### Problem requirements
Exactly as written, reproduce the lines from the one that contains "Give me the" through the end of the records.

Stored records:
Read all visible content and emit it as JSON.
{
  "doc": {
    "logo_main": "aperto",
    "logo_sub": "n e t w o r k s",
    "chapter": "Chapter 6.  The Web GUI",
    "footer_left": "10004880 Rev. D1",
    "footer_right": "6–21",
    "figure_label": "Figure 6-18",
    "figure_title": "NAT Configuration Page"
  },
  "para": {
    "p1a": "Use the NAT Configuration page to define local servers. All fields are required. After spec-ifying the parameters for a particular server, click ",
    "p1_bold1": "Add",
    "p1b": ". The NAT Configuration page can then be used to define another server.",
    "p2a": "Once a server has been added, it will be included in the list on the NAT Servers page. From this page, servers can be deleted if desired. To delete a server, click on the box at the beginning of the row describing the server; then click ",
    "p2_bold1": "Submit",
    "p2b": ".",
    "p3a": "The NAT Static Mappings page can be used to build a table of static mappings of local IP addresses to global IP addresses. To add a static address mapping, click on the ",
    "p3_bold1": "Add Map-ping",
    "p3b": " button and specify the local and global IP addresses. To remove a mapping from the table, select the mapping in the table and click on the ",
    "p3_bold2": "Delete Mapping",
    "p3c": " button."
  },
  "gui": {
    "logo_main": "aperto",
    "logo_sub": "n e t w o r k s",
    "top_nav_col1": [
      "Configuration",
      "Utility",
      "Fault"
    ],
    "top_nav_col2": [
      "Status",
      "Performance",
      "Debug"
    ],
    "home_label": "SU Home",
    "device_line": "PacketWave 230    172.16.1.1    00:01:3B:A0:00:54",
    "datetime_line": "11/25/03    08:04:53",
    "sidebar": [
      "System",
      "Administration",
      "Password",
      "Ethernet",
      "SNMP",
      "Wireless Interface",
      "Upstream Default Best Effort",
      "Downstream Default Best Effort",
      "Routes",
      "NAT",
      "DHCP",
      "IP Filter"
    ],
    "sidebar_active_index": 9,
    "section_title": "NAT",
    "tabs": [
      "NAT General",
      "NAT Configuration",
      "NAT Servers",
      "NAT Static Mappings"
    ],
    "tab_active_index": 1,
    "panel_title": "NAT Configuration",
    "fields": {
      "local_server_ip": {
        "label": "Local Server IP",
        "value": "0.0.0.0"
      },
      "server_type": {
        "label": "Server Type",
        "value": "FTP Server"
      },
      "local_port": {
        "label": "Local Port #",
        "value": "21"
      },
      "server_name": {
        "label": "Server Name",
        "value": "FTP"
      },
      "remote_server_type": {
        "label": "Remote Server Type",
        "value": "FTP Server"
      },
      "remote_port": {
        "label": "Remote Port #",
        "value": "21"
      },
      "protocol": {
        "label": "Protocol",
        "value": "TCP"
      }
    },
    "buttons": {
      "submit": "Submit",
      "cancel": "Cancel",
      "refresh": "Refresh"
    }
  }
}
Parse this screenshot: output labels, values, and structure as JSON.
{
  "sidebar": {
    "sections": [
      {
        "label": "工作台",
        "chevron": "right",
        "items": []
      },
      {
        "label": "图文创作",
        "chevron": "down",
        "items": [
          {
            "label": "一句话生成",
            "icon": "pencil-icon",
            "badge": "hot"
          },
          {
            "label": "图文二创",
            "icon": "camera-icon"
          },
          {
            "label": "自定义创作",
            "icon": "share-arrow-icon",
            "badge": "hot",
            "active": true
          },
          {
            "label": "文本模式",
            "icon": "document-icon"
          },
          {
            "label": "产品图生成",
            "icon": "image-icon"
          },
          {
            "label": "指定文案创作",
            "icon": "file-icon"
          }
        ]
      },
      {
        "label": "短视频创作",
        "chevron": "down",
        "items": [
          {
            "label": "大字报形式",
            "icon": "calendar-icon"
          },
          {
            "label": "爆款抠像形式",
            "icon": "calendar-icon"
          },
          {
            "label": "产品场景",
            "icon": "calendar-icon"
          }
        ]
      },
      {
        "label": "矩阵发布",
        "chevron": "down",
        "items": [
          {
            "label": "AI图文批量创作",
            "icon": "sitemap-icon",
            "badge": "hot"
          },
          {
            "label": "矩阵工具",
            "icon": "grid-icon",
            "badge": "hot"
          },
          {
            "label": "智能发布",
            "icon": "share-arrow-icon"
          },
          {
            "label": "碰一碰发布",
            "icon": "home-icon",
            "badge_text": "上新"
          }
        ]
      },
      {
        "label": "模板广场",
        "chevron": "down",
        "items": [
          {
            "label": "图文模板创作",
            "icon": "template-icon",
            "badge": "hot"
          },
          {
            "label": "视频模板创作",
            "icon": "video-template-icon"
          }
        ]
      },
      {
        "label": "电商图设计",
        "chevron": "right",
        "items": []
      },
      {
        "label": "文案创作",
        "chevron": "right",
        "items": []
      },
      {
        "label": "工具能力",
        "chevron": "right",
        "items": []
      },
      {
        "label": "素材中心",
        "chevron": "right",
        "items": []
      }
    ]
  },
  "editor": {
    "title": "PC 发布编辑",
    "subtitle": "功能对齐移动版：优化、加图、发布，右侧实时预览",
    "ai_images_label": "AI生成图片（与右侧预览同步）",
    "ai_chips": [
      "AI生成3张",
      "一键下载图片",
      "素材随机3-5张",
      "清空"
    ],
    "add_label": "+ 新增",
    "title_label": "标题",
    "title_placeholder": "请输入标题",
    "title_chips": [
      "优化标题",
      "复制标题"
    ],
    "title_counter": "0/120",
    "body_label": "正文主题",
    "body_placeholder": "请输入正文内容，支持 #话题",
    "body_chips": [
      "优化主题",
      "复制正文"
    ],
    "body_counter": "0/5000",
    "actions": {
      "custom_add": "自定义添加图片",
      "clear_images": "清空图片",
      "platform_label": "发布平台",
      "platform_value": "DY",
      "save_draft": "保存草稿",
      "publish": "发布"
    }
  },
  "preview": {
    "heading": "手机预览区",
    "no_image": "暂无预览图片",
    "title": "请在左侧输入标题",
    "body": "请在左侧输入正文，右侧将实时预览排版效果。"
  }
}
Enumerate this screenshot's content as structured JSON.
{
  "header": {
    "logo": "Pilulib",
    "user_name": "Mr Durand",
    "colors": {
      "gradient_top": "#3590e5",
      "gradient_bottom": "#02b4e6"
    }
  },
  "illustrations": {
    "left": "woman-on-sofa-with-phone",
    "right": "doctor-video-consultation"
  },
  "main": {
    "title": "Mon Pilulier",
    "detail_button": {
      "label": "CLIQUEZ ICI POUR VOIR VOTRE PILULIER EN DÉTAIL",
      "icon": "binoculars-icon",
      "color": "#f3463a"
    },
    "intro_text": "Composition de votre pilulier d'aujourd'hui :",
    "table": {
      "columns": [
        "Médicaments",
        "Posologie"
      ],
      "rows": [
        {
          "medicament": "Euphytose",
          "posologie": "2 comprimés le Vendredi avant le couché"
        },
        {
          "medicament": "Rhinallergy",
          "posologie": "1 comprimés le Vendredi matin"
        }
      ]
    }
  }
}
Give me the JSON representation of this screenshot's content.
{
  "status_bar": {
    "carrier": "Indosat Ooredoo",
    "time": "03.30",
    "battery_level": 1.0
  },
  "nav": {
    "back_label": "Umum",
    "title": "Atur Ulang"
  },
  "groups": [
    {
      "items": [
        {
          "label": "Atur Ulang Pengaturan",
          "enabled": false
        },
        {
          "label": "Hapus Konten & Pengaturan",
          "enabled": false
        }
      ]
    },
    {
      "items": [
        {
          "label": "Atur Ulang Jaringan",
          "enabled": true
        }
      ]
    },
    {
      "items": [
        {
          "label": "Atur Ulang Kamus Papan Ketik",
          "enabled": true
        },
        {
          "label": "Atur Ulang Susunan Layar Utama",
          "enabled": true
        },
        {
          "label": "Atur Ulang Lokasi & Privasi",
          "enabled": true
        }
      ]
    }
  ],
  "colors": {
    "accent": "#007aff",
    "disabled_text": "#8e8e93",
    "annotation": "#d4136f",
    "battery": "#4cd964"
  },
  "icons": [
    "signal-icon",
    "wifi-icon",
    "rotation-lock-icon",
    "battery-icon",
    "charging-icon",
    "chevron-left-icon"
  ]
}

### Expected answer
Give me the JSON representation of this screenshot's content.
{
  "status_bar": {
    "carrier": "Indosat Ooredoo",
    "time": "03.30",
    "battery_level": 1.0
  },
  "nav": {
    "back_label": "Umum",
    "title": "Atur Ulang"
  },
  "groups": [
    {
      "items": [
        {
          "label": "Atur Ulang Pengaturan",
          "enabled": false
        },
        {
          "label": "Hapus Konten & Pengaturan",
          "enabled": false
        }
      ]
    },
    {
      "items": [
        {
          "label": "Atur Ulang Jaringan",
          "enabled": true
        }
      ]
    },
    {
      "items": [
        {
          "label": "Atur Ulang Kamus Papan Ketik",
          "enabled": true
        },
        {
          "label": "Atur Ulang Susunan Layar Utama",
          "enabled": true
        },
        {
          "label": "Atur Ulang Lokasi & Privasi",
          "enabled": true
        }
      ]
    }
  ],
  "colors": {
    "accent": "#007aff",
    "disabled_text": "#8e8e93",
    "annotation": "#d4136f",
    "battery": "#4cd964"
  },
  "icons": [
    "signal-icon",
    "wifi-icon",
    "rotation-lock-icon",
    "battery-icon",
    "charging-icon",
    "chevron-left-icon"
  ]
}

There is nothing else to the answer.